    My husband used your thermos everyday until Roo Roo, our 13 month old pitbull puppy, took the cap out of the dish drain, while we were not hime, and chewed it to pieces!! Needless to say, it awful messy to use the thermos with no cap and that is why I am online now, looking for replacement parts and I happened to come across this offer. I really wish I had taken a picture of the mess that day, but I did include one of Roo Roo.
  • THE GREEN BULLET
    Enroute to Washington DC from Fort Hood, TX, in 1978, we stopped in Mississippi and bought our green, Stanley Thermos. With silver #100 lid on top and silver rim around the bottom, it looked very much like an artillery shell,...

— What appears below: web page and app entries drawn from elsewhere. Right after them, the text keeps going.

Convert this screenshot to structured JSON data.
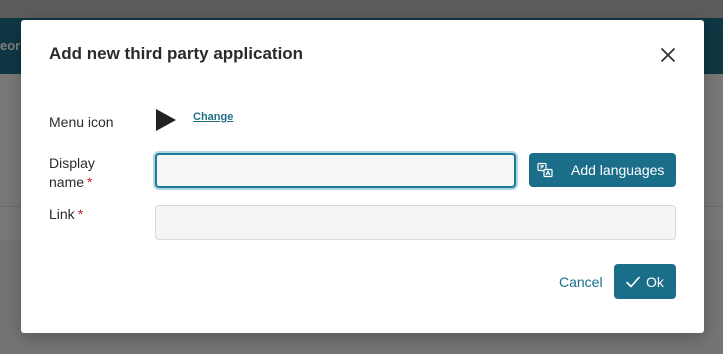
{
  "background": {
    "banner_text": "eor"
  },
  "dialog": {
    "title": "Add new third party application",
    "menu_icon_label": "Menu icon",
    "change_link": "Change",
    "display_name_label_line1": "Display",
    "display_name_label_line2": "name",
    "required_marker": "*",
    "display_name_value": "",
    "add_languages_label": "Add languages",
    "link_label": "Link",
    "link_value": "",
    "cancel_label": "Cancel",
    "ok_label": "Ok"
  },
  "colors": {
    "primary": "#1a6e8a",
    "required": "#c4262e",
    "focus_ring": "#1a7a99"
  },
  "icons": {
    "close": "close-icon",
    "menu_icon_preview": "play-icon",
    "languages": "translate-icon",
    "ok": "checkmark-icon"
  }
}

    Enroute to Washington DC from Fort Hood, TX, in 1978, we stopped in Mississippi and bought our green, Stanley Thermos. With silver #100 lid on top and silver rim around the bottom, it looked very much like an artillery shell, so we called it "the Green Bullet". It carried coffee on field exercises (I was an infantryman), on TDY tours, and on many PCS moves. I took it to Korea. I used it on the DMZ. When I got home after a year in Korea, my daughter was helping me unload my bags. I told her to be careful and take the "Green Bullet" into the kitchen. I turned back a few moments later and she was still in the same spot, almost to tears. It took a big hug from Daddy to reassure her that the "Green Bullet" was not dangerous, would not explode if she dropped it, and we were all perfectly safe. I am now retired, my daughter is a Mom, and we still use the "Green Bullet" when we go to see the kids. The stopper is a problem, though. It only lasted 32 years, so I have to order a replacement. But the "bullet" itself, with all it's dings and scrapes, is just as good as it was the first day we used it!